Boxer Harry Marshall
would be impossible to calculate the number of Windsor boys whose
lives were changed because Harry Marshall taught them how to throw
a punch without getting into trouble.
in 1923 in Liverpool, England, Marshall moved to Windsor with his
parents when he was five and grew up on Bernard Road. While a student
at W.D. Lowe, he was an all-city track star but found his true calling
in the boxing ring.
father, a boxing enthusiast and coach, had introduced him to the
sport. The oldest of five boys, Marshall was the only one to pursue
boxing. While serving for the Canadian Army in England during World
War II, he became the Army Lightweight Champion in 1945.
from overseas, he turned pro. Fighting in the Windsor and Detroit
area for the first few years, Marshalls career progressed
but could only go so far. Hoping to achieve national champion status,
Marshall and his manager moved to New York City.
one hundred fights, he suffered only two knockouts and seven losses.
Ring Magazine ranked him the #3 lightweight in Canada in 1942.
of Marshalls favorite memories of his amateur days was the
opportunity, while overseas, to spar with Canadian champion Danny
Webb. Great friends, but competitive in the ring, the two would
often work out together. While they never fought one another officially,
Marshall did score a knockdown against Webb during their informal
resettled in Windsor and married Patricia Crilley they
had both grown up in the same neighbourhood. He had developed a
reputation there for showing off his athletic abilities his
favourite trick was walking on his hands. Tom Marshall, youngest
of their three children, remembers a story of his dad showing off
during his courting days. One day when his mother went to the Marshall
home, she was met by her fiance walking on his hands down
a flight of stairs.
labourer at Chryslers for 30, Marshall inspired physical fitness
in the workplace before it became standard to provide employees
with such outlets. Convincing his employer to allocate space on
the second floor, he brought in medicine balls, speed bags and other
equipment to give workers the opportunity to work out on their breaks.
YMCA allocated space to Marshall for a time, as did the Jewish Community
Center. Founding the Windsor Amateur Boxing Club in 1968, Marshall
petitioned City Council to donate a former storage building, and
the WABC moved into its permanent home on Grove Avenue in 1970.
then approached various businesses in Windsor for donations, such
as Pazner Scrap on Drouillard Road, which contributed iron to build
the ring, and fellow Chrysler employees donated their time welding

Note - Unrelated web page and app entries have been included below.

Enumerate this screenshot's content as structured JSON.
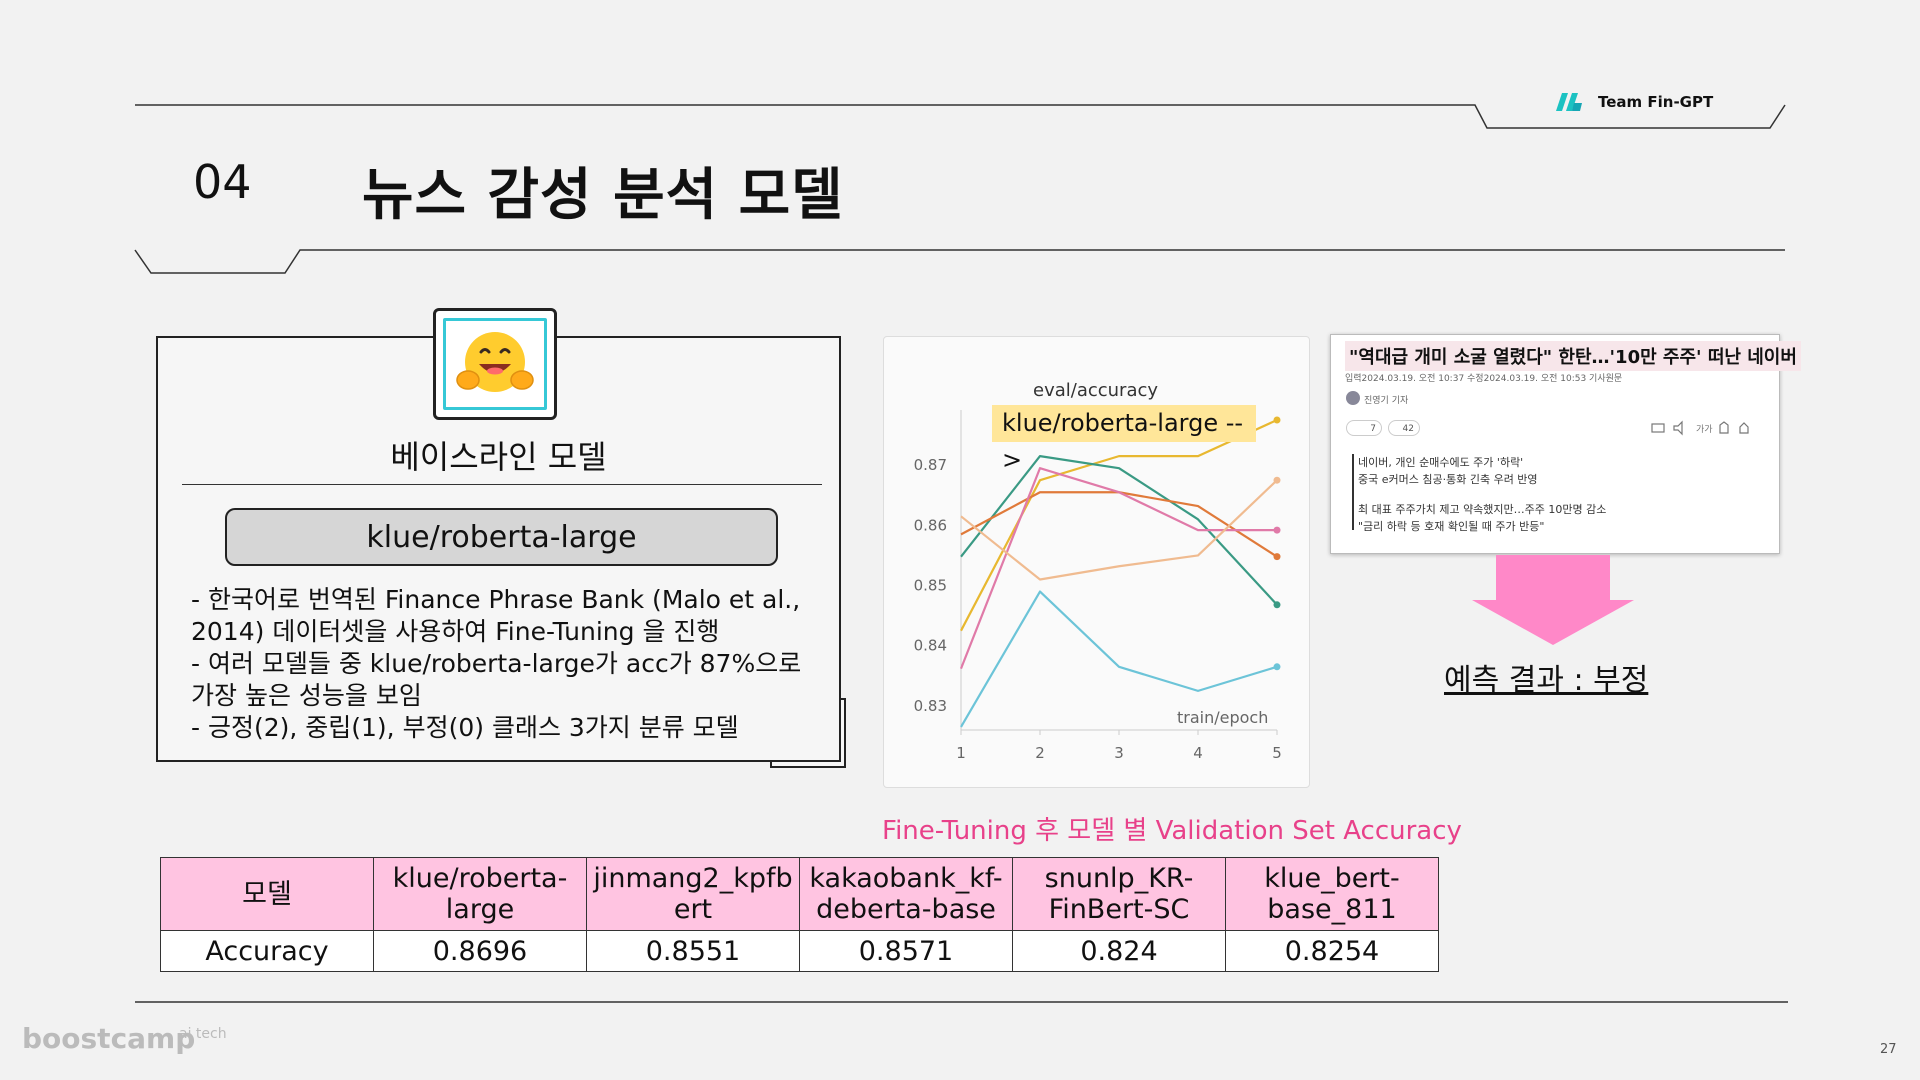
{
  "header": {
    "section_number": "04",
    "title": "뉴스 감성 분석 모델",
    "team": "Team Fin-GPT"
  },
  "baseline": {
    "label": "베이스라인 모델",
    "model_name": "klue/roberta-large",
    "icon": "hugging-face-emoji",
    "description": [
      "- 한국어로 번역된 Finance Phrase Bank (Malo et al.,",
      "2014) 데이터셋을 사용하여 Fine-Tuning 을 진행",
      "- 여러 모델들 중 klue/roberta-large가 acc가 87%으로",
      "가장 높은 성능을 보임",
      "- 긍정(2), 중립(1), 부정(0) 클래스 3가지 분류 모델"
    ]
  },
  "chart_data": {
    "type": "line",
    "title": "eval/accuracy",
    "callout": "klue/roberta-large -->",
    "xlabel": "train/epoch",
    "ylabel": "",
    "x": [
      1,
      2,
      3,
      4,
      5
    ],
    "xlim": [
      1,
      5
    ],
    "ylim": [
      0.826,
      0.8775
    ],
    "yticks": [
      0.83,
      0.84,
      0.85,
      0.86,
      0.87
    ],
    "xticks": [
      1,
      2,
      3,
      4,
      5
    ],
    "grid": false,
    "legend": "none",
    "series": [
      {
        "color": "#e8b830",
        "values": [
          0.8425,
          0.8675,
          0.8715,
          0.8715,
          0.8775
        ]
      },
      {
        "color": "#3a9a84",
        "values": [
          0.8548,
          0.8715,
          0.8695,
          0.861,
          0.8468
        ]
      },
      {
        "color": "#e07a3a",
        "values": [
          0.8585,
          0.8655,
          0.8655,
          0.8632,
          0.8548
        ]
      },
      {
        "color": "#e07aa8",
        "values": [
          0.8362,
          0.8695,
          0.8655,
          0.8592,
          0.8592
        ]
      },
      {
        "color": "#f0bb90",
        "values": [
          0.8615,
          0.851,
          0.8532,
          0.855,
          0.8675
        ]
      },
      {
        "color": "#6cc4d8",
        "values": [
          0.8265,
          0.849,
          0.8365,
          0.8325,
          0.8365
        ]
      }
    ]
  },
  "news": {
    "headline": "\"역대급 개미 소굴 열렸다\" 한탄…'10만 주주' 떠난 네이버",
    "meta": "입력2024.03.19. 오전 10:37   수정2024.03.19. 오전 10:53   기사원문",
    "reporter": "진영기 기자",
    "reactions": [
      "7",
      "42"
    ],
    "summary_lines": [
      "네이버, 개인 순매수에도 주가 '하락'",
      "중국 e커머스 침공·통화 긴축 우려 반영",
      "",
      "최 대표 주주가치 제고 약속했지만…주주 10만명 감소",
      "\"금리 하락 등 호재 확인될 때 주가 반등\""
    ]
  },
  "prediction": "예측 결과 : 부정",
  "table_caption": "Fine-Tuning 후 모델 별 Validation Set Accuracy",
  "table": {
    "header_label": "모델",
    "row_label": "Accuracy",
    "models": [
      [
        "klue/roberta-",
        "large"
      ],
      [
        "jinmang2_kpfb",
        "ert"
      ],
      [
        "kakaobank_kf-",
        "deberta-base"
      ],
      [
        "snunlp_KR-",
        "FinBert-SC"
      ],
      [
        "klue_bert-",
        "base_811"
      ]
    ],
    "values": [
      "0.8696",
      "0.8551",
      "0.8571",
      "0.824",
      "0.8254"
    ]
  },
  "footer": {
    "brand": "boostcamp",
    "brand_suffix": "ai tech",
    "page": "27"
  },
  "colors": {
    "accent_pink": "#e8418a",
    "arrow_pink": "#ff88c8",
    "table_header": "#ffc4e1",
    "teal": "#36c8d6",
    "callout_yellow": "#ffe699"
  }
}
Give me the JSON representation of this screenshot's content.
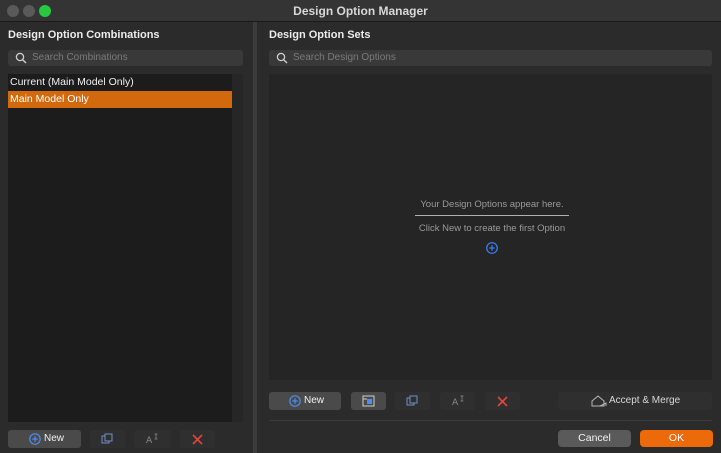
{
  "window": {
    "title": "Design Option Manager"
  },
  "left_panel": {
    "heading": "Design Option Combinations",
    "search": {
      "placeholder": "Search Combinations",
      "icon": "search-icon"
    },
    "items": [
      {
        "label": "Current (Main Model Only)",
        "selected": false
      },
      {
        "label": "Main Model Only",
        "selected": true
      }
    ],
    "toolbar": {
      "new_label": "New",
      "buttons": [
        "new-combination",
        "duplicate-icon",
        "rename-icon",
        "delete-icon"
      ]
    }
  },
  "right_panel": {
    "heading": "Design Option Sets",
    "search": {
      "placeholder": "Search Design Options",
      "icon": "search-icon"
    },
    "empty_state": {
      "title": "Your Design Options appear here.",
      "hint": "Click New to create the first Option"
    },
    "toolbar": {
      "new_label": "New",
      "accept_merge_label": "Accept & Merge"
    }
  },
  "footer": {
    "cancel_label": "Cancel",
    "ok_label": "OK"
  },
  "colors": {
    "accent": "#ec6a0a",
    "selection": "#d26a0d",
    "zoom_light": "#28c840",
    "add_icon": "#3b82f6",
    "delete_icon": "#e0463c"
  }
}
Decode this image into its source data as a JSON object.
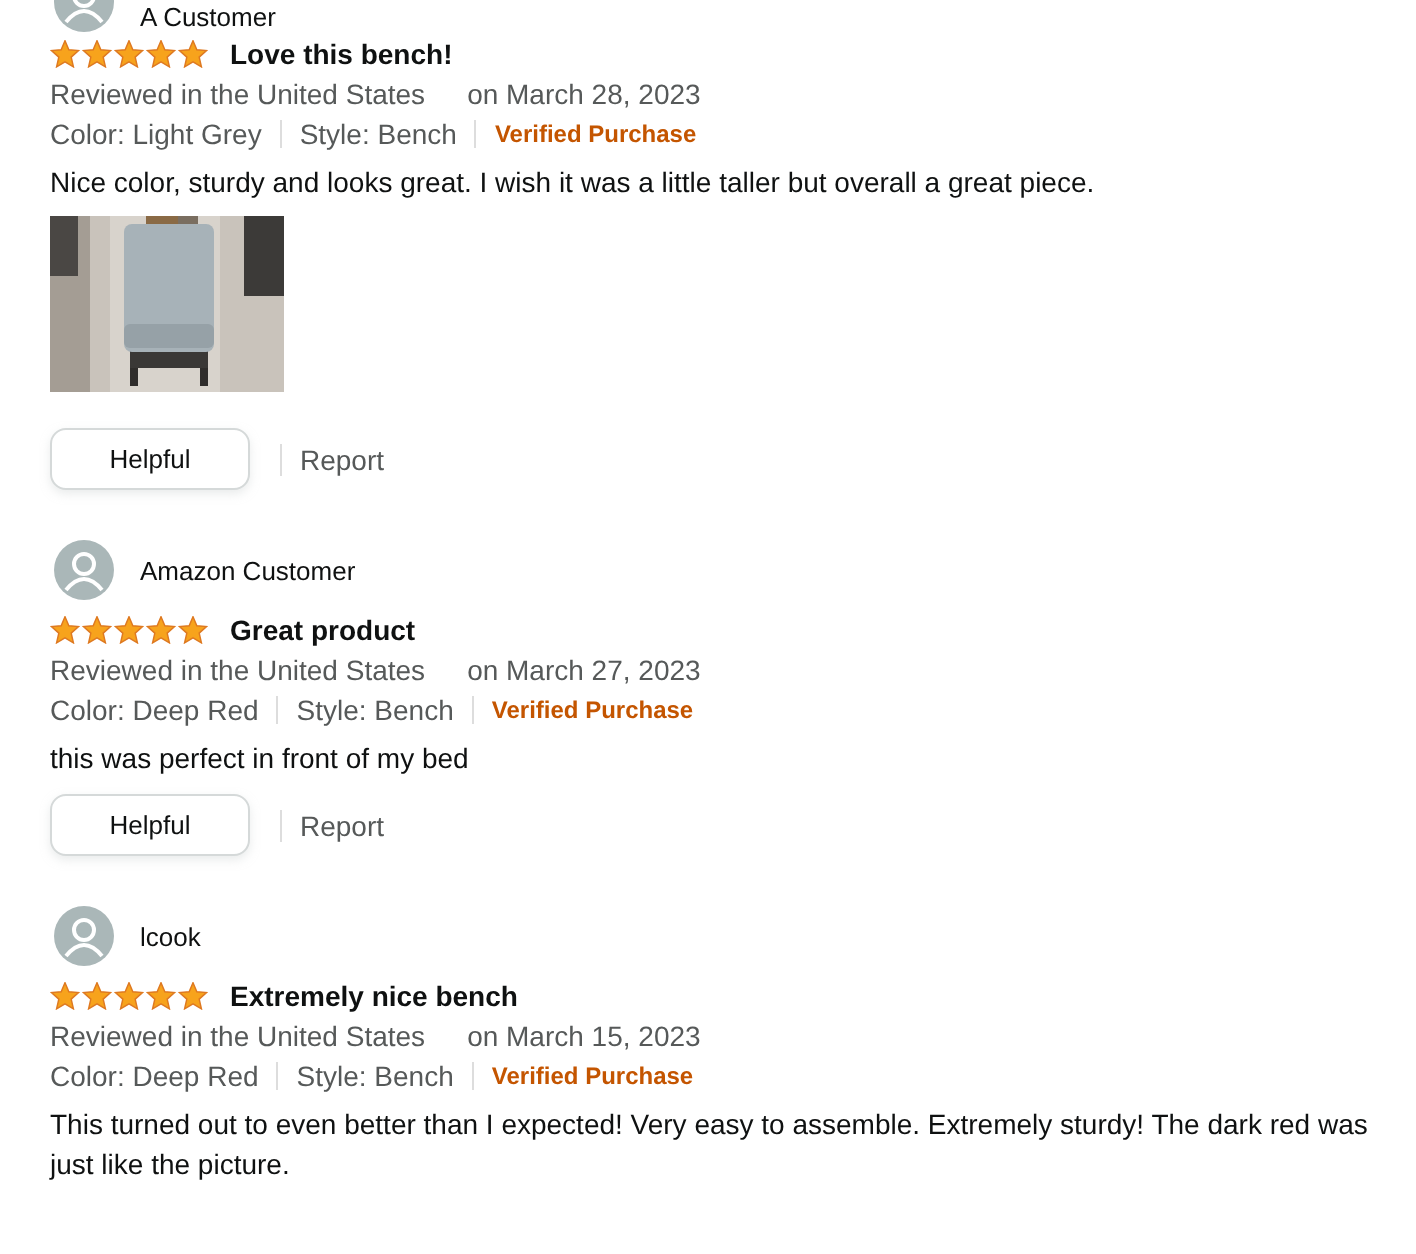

it together. Even the canvas and ropes were donated.
Marshalls wife got into the spirit obtaining her license as
an official judge, and attending matches regularly. Tom Marshall
entered twenty amateur fights, winning 19, with the
other resulting in a draw.
taught me the science of keeping my hands up, scoring points and
not getting hit."
love of the sport, and his desire to instill confidence and skill
in young men motivated him to open his clubs doors to the
youth of Windsor. Regardless of background or past history, prospective
boxers were welcomed at the club, as long as they followed the rules.
WABC also provided opportunities for men in local drug rehabilitation
programs and St. Leonards Halfway House to work out as part
of their therapy.
has produced its share of stars. Pete Pestowka became Canadian Amateur
Middleweight Champion and Jim French and Charlie Stewart won gold
medals at the 1972 Canada Winter Games in Saskatoon. In 1973, the
WABC team won the Michigan Golden Gloves championship, and became
the only Canadian boxing club to defeat the famous Detroit Kronk
and Brewster Clubs.
and hard work have always been more important than winning to Marshall,
and that principle is held in high regard in the Marshall family.
1972, Harry was voted Kinsmen Club of Windsor Sportsman of the Year,
and was recently nominated for induction into the Windsor-Essex
County Sports Hall of Fame.